◆ WORK ORDER:
Your result should be every line of the records below that contains the word "Memory".

◆ GIVEN RECORDS:
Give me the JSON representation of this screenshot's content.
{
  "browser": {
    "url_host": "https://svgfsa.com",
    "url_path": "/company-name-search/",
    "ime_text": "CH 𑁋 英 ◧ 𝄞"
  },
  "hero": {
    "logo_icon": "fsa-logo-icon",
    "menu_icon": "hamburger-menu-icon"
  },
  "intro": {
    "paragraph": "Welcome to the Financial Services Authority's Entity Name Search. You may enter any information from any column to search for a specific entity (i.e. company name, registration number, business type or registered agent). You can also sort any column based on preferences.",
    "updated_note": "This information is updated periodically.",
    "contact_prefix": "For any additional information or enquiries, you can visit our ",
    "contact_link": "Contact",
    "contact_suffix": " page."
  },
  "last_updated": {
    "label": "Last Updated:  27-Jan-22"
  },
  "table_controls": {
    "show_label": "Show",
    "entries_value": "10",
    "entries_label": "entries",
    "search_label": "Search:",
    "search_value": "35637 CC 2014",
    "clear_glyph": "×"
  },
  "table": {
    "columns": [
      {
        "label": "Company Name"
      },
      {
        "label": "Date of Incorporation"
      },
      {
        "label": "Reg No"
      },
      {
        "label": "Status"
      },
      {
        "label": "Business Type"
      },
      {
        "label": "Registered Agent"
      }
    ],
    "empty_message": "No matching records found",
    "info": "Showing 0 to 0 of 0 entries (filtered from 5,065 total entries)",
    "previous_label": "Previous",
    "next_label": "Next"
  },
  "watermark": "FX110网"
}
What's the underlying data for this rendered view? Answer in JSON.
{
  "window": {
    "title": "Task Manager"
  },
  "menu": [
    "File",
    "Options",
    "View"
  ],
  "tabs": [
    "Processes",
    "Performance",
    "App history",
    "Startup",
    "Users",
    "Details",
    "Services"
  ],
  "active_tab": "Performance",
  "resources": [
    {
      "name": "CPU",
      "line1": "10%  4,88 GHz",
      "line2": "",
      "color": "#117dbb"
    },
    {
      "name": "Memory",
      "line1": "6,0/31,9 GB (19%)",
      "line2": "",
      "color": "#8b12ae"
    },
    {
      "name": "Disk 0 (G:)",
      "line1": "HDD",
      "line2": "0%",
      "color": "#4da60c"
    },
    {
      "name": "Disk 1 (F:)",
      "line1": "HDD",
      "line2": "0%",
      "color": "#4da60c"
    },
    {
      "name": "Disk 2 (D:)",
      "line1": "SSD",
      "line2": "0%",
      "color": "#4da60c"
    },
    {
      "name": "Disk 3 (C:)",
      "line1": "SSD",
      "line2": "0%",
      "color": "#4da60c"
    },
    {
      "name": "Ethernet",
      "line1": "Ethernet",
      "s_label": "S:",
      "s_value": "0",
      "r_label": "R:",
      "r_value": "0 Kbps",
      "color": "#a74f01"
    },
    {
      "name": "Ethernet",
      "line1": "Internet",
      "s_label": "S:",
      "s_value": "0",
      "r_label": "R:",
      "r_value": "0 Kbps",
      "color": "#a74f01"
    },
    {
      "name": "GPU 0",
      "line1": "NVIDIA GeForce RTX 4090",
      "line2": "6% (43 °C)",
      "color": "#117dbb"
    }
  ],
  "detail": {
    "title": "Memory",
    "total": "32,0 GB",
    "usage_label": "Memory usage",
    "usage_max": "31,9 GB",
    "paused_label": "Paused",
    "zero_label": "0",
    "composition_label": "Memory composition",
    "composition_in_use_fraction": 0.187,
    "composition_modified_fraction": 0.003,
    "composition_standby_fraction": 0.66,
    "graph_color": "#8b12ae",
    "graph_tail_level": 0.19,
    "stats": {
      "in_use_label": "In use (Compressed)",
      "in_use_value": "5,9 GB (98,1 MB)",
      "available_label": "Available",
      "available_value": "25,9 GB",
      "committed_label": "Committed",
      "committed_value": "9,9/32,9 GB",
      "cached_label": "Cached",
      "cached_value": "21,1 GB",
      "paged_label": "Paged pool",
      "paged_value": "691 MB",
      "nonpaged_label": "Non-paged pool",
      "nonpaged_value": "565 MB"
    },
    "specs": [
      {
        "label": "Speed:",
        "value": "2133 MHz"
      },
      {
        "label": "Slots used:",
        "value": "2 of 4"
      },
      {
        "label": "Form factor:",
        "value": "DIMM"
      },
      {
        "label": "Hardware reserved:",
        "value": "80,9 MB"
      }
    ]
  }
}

◆ EXPECTED ANSWER:
      "name": "Memory",
    "title": "Memory",
    "usage_label": "Memory usage",
    "composition_label": "Memory composition",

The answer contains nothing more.